America’s children are one quarter of our population and 100% of our future. The current US literacy rate is 79%, that’s 21% of Americans that are considered illiterate. 61% of families have no children’s books in their homes, which affects the child’s ability to develop the skills to begin reading on their own. 45% of the children in America cannot read at their grade level! Are you shocked? Me too!
Let's play a quick math game. What if I asked you the distance between points (9,1) and (−2,−1) is 5√5 ... would you be able to do it? This is something we all learned way back when but unless you have been training this part of your brain regularly – this question would take you some time to solve. Children’s learning is no different, and the summer represents a core time when this learning is put on hold.
It's not too late to fight the summer slide!
Reading throughout the summer will help your child retain knowledge and skills learned in school and not fall prey to the summer slide. In addition to reading, we will be gardening, expressing ourselves with sidewalk chalk, creating greeting cards and posters for our senior centers, sea creatures from shells, making edible crystals, scavenger hunts, and book bingo, the list goes on. Our theme this year is Oceans of Possibilities. We are excited to be partnering with the HARDIN COUNTY HISTORICAL MUSEUMS, INC. this year. They are sharing many wonderful things from their collections!
If you are not comfortable coming in, call us and we will reserve your books for you and bring them to the curb. Any questions call 419-673-2278 or email SRP@mljlibrary.org
Summer Reading Program
Summer reading is critical for students to retain knowledge and skills learned in the previous school year. Students who don't read are at risk of falling behind their classmates.
Parents and teachers can avoid this by making sure kids take time to read. Reading with your children builds warm and happy associations with books, increasing the likelihood that kids will find reading enjoyable in the future.
Reading at home boosts school performance later on. It also increases vocabulary, raises self-esteem, builds good communication skills, and strengthens the prediction engine that is the human brain.
I have a reluctant reader, what can I do?
A reluctant reader is, quite simply, any student who does not show any interest in reading.

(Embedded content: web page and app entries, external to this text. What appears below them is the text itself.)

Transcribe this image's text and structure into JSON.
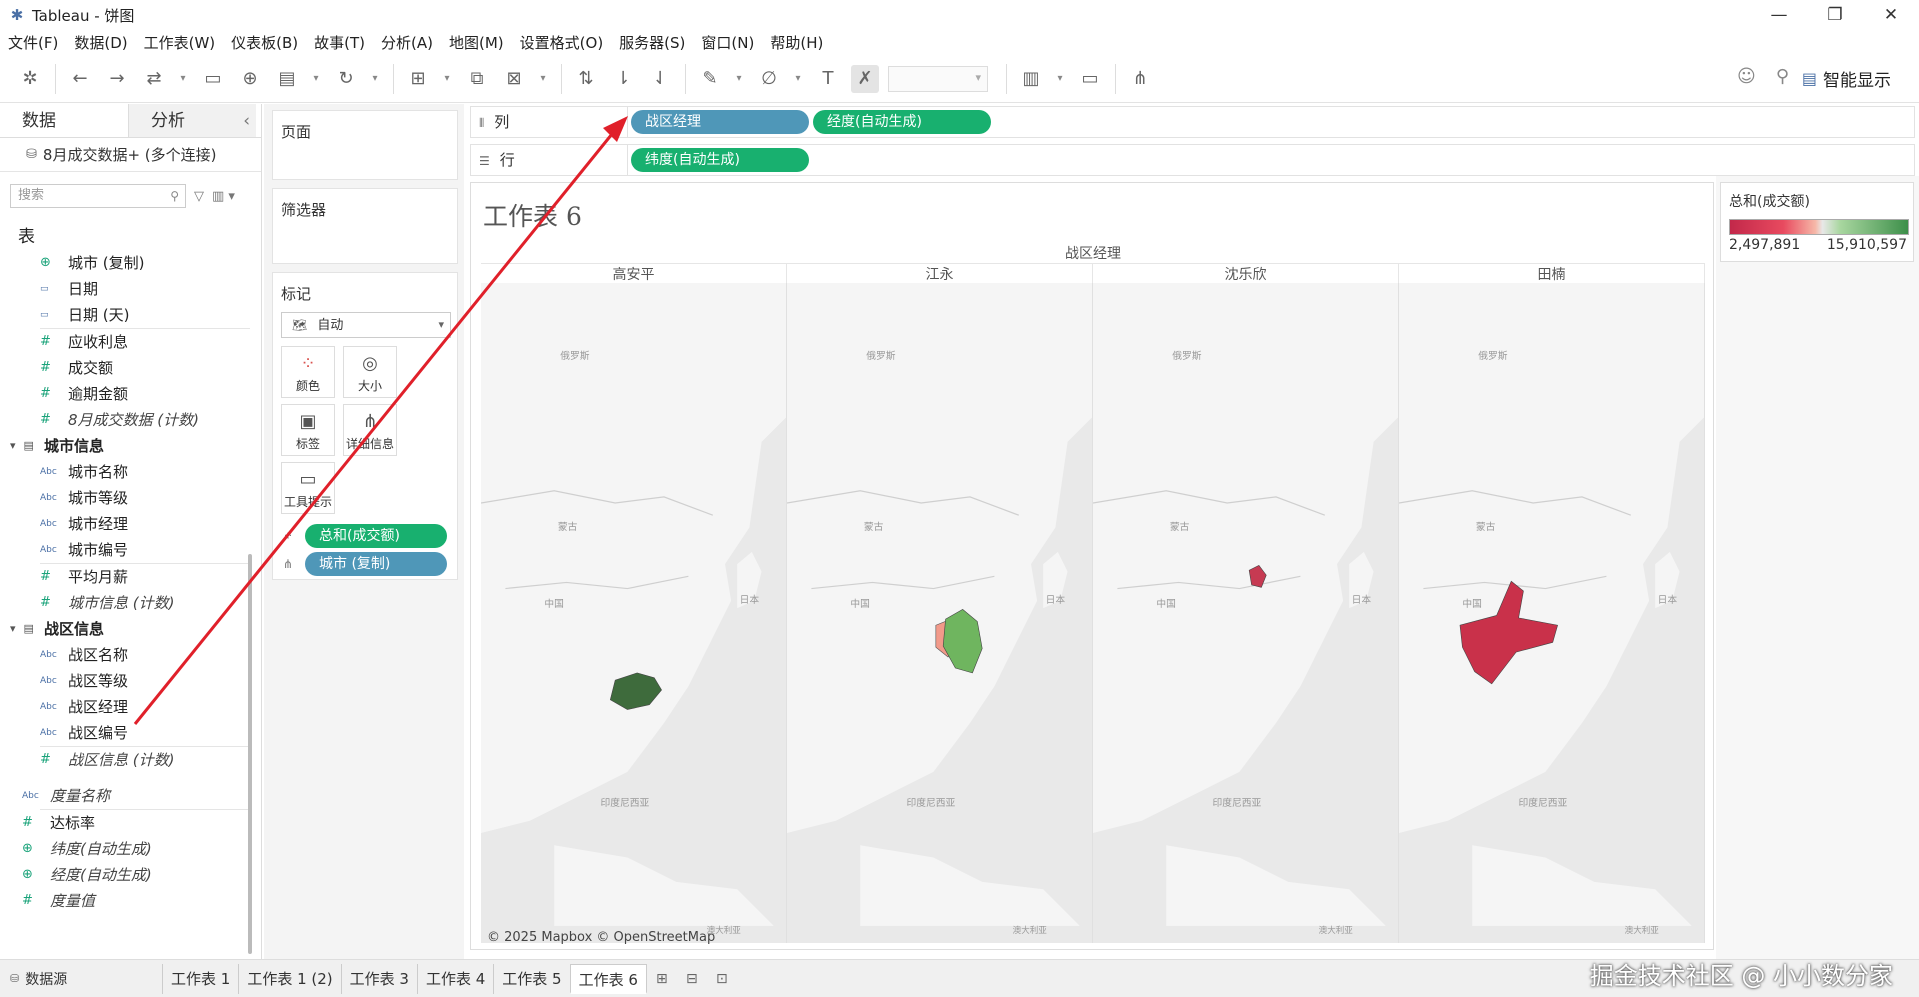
{
  "window": {
    "title": "Tableau - 饼图",
    "minimize": "—",
    "restore": "❐",
    "close": "✕"
  },
  "menu": [
    "文件(F)",
    "数据(D)",
    "工作表(W)",
    "仪表板(B)",
    "故事(T)",
    "分析(A)",
    "地图(M)",
    "设置格式(O)",
    "服务器(S)",
    "窗口(N)",
    "帮助(H)"
  ],
  "toolbar": {
    "smart_show": "智能显示"
  },
  "left_pane": {
    "tabs": [
      "数据",
      "分析"
    ],
    "source": "8月成交数据+ (多个连接)",
    "search_placeholder": "搜索",
    "tables_header": "表",
    "top_items": [
      {
        "icon": "globe",
        "label": "城市 (复制)",
        "italic": false
      },
      {
        "icon": "date",
        "label": "日期",
        "italic": false
      },
      {
        "icon": "date",
        "label": "日期 (天)",
        "italic": false
      },
      {
        "icon": "num",
        "label": "应收利息",
        "italic": false
      },
      {
        "icon": "num",
        "label": "成交额",
        "italic": false
      },
      {
        "icon": "num",
        "label": "逾期金额",
        "italic": false
      },
      {
        "icon": "num",
        "label": "8月成交数据 (计数)",
        "italic": true
      }
    ],
    "group1": {
      "title": "城市信息",
      "items": [
        {
          "icon": "abc",
          "label": "城市名称",
          "italic": false
        },
        {
          "icon": "abc",
          "label": "城市等级",
          "italic": false
        },
        {
          "icon": "abc",
          "label": "城市经理",
          "italic": false
        },
        {
          "icon": "abc",
          "label": "城市编号",
          "italic": false
        },
        {
          "icon": "num",
          "label": "平均月薪",
          "italic": false
        },
        {
          "icon": "num",
          "label": "城市信息 (计数)",
          "italic": true
        }
      ]
    },
    "group2": {
      "title": "战区信息",
      "items": [
        {
          "icon": "abc",
          "label": "战区名称",
          "italic": false
        },
        {
          "icon": "abc",
          "label": "战区等级",
          "italic": false
        },
        {
          "icon": "abc",
          "label": "战区经理",
          "italic": false
        },
        {
          "icon": "abc",
          "label": "战区编号",
          "italic": false
        },
        {
          "icon": "num",
          "label": "战区信息 (计数)",
          "italic": true
        }
      ]
    },
    "bottom_items": [
      {
        "icon": "abc",
        "label": "度量名称",
        "italic": true
      },
      {
        "icon": "num",
        "label": "达标率",
        "italic": false
      },
      {
        "icon": "globe",
        "label": "纬度(自动生成)",
        "italic": true
      },
      {
        "icon": "globe",
        "label": "经度(自动生成)",
        "italic": true
      },
      {
        "icon": "num",
        "label": "度量值",
        "italic": true
      }
    ]
  },
  "cards": {
    "pages": "页面",
    "filters": "筛选器",
    "marks": "标记",
    "mark_type": "自动",
    "mark_buttons": [
      "颜色",
      "大小",
      "标签",
      "详细信息",
      "工具提示"
    ],
    "mark_pills": [
      "总和(成交额)",
      "城市 (复制)"
    ]
  },
  "shelves": {
    "columns_label": "列",
    "rows_label": "行",
    "columns_pills": [
      "战区经理",
      "经度(自动生成)"
    ],
    "rows_pills": [
      "纬度(自动生成)"
    ]
  },
  "viz": {
    "title": "工作表 6",
    "header": "战区经理",
    "columns": [
      "高安平",
      "江永",
      "沈乐欣",
      "田楠"
    ],
    "map_labels": [
      "俄罗斯",
      "蒙古",
      "中国",
      "日本",
      "印度尼西亚",
      "澳大利亚"
    ],
    "credit": "© 2025 Mapbox © OpenStreetMap"
  },
  "legend": {
    "title": "总和(成交额)",
    "min": "2,497,891",
    "max": "15,910,597"
  },
  "bottom": {
    "source": "数据源",
    "tabs": [
      "工作表 1",
      "工作表 1 (2)",
      "工作表 3",
      "工作表 4",
      "工作表 5",
      "工作表 6"
    ],
    "active_index": 5,
    "watermark": "掘金技术社区 @ 小小数分家"
  },
  "colors": {
    "green_pill": "#18b06f",
    "blue_pill": "#4f97b8",
    "arrow": "#e0202a"
  }
}
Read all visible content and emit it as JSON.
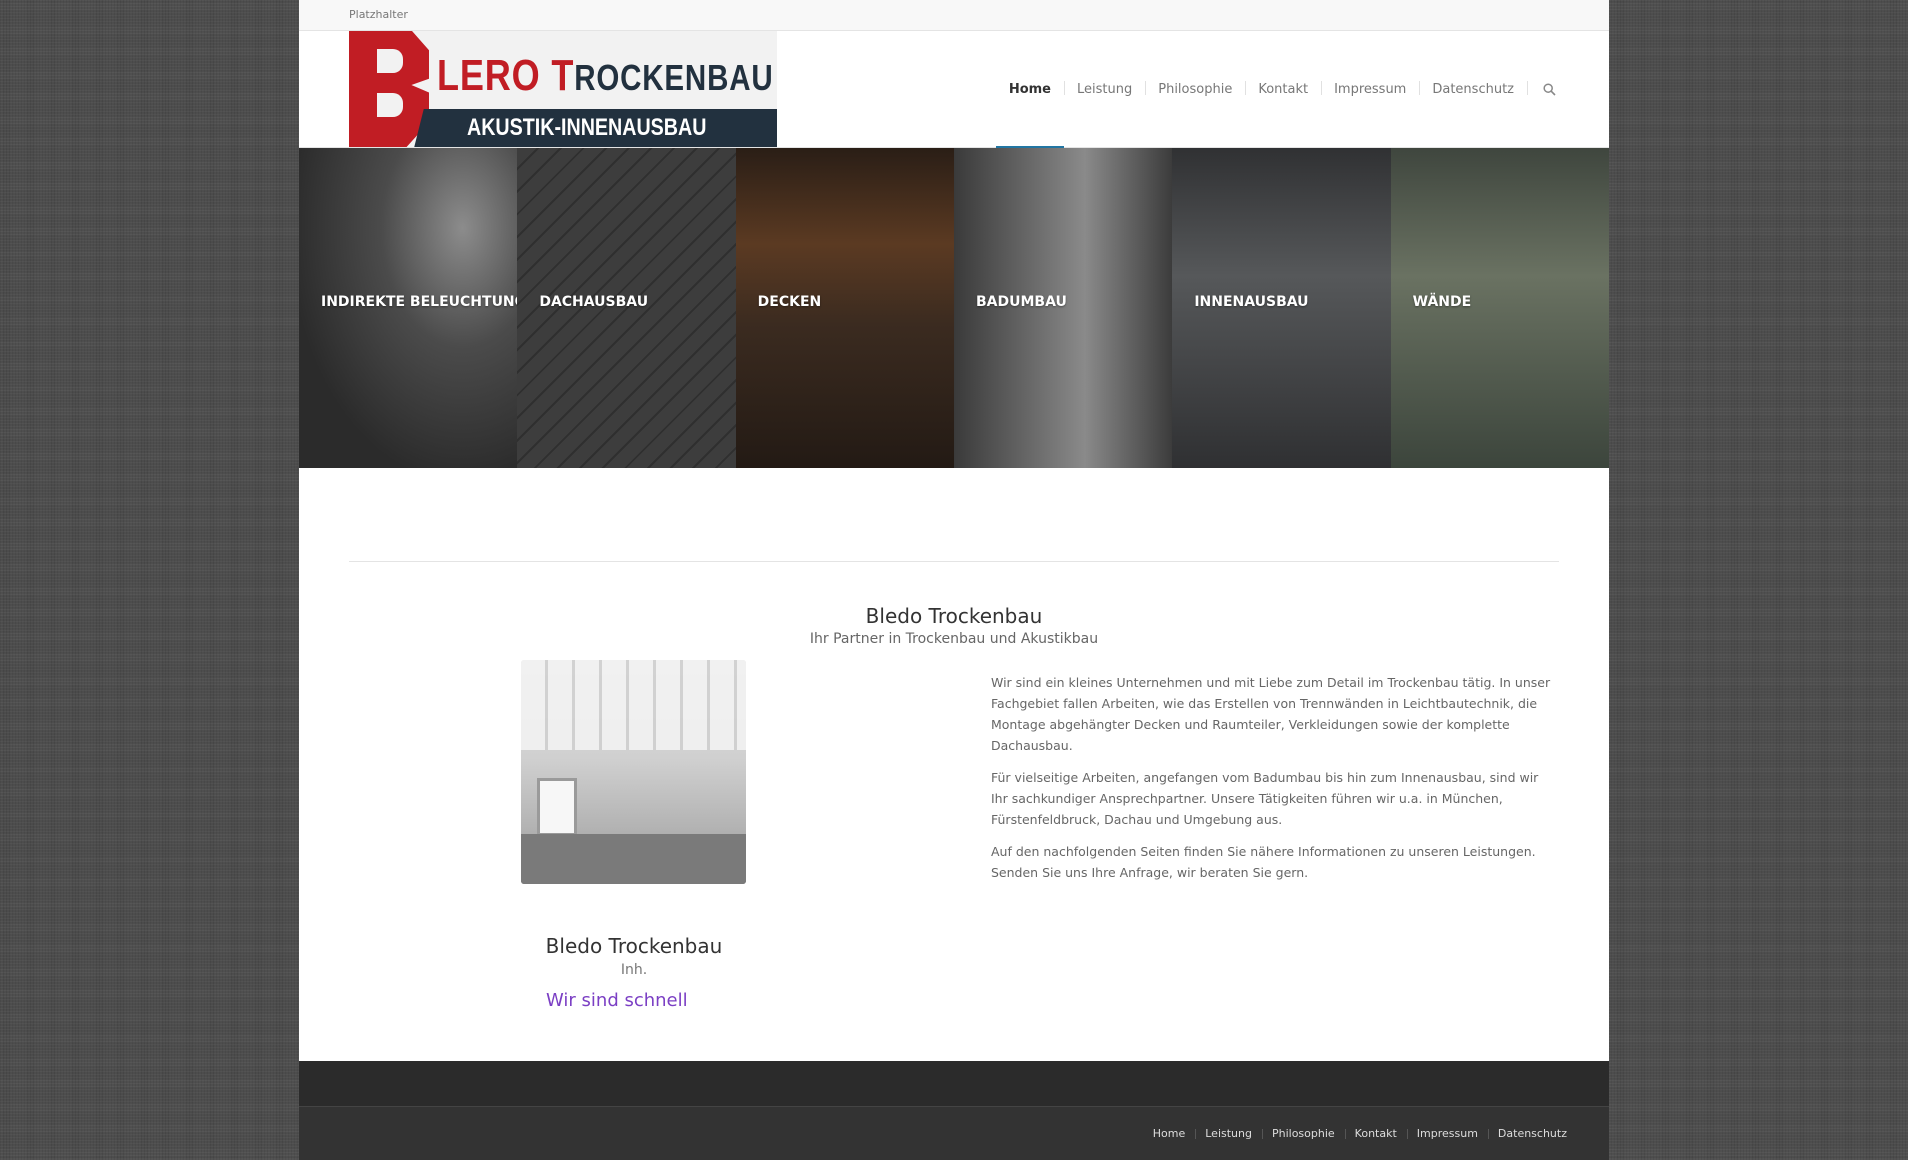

These students may actively resist reading, mask their dislike by clowning around or misbehaving when asked to read, become easily frustrated during reading, or need to be coaxed into picking up a book. Allow them to pick the books they will read. Interest is half the battle.
Suggest Audio Books
If children have a hard time reading, suggest they read a few books over the summer to help build their reading skills. At the same time, find books that are also available on audiotape. This can help encourage students to keep reading even if they don't particularly like it. A book on tape or cd still opens up the world of adventure and gives students a boost in literacy skills.
Emphasize the power of choice
One powerful way to engage reluctant readers is to allow them a choice of what to read, thereby giving them ownership of their own learning
Read with your child
Spend time reading with your child. Take 15-20 minutes a day, pull out your book and have your child pull out theirs. Read together.
10 Benefits of Summer Reading Programs
- Improve Reading Skills
- Increase desire to read
- Improve Self-Esteem
- Neutralize Summer Learning Loss
- Improve Comprehension
- Improve Memory Skills
- Improves brain connectivity
- Increases your vocabulary and comprehension
- Empowers you to empathize with other people
- Aids in sleep readiness
Benefits of including early learners in the summer reading program:
- Young children will gain self-confidence and a love for reading, books, and the library
- The groundwork will be laid for children to become lifelong readers and learners
- Entire families will have the opportunity to participate in age-appropriate summer reading programs
- Completion of the program will give children a sense of accomplishment and belonging
- Parents and caregivers will gain knowledge about early literacy and learning activities at the library that they can continue at home
- The library may become a community destination for more families during the summer
Benefits of summer reading programming for children:
- Children are motivated to read.
- Children develop positive attitudes about reading, books, and the library.
- Children maintain their reading skills during summer vacation.
- Children have access to experiences that further their sense of discovery.
- Children have access to experiences through which they can learn to work cooperatively.
Benefits of teenage programming in a summer reading program:
- Many teenagers find enjoyment in reading
- Having high levels of literacy are needed for higher education and future employment
- Most standardized tests that teenagers will take include a reading comprehension portion.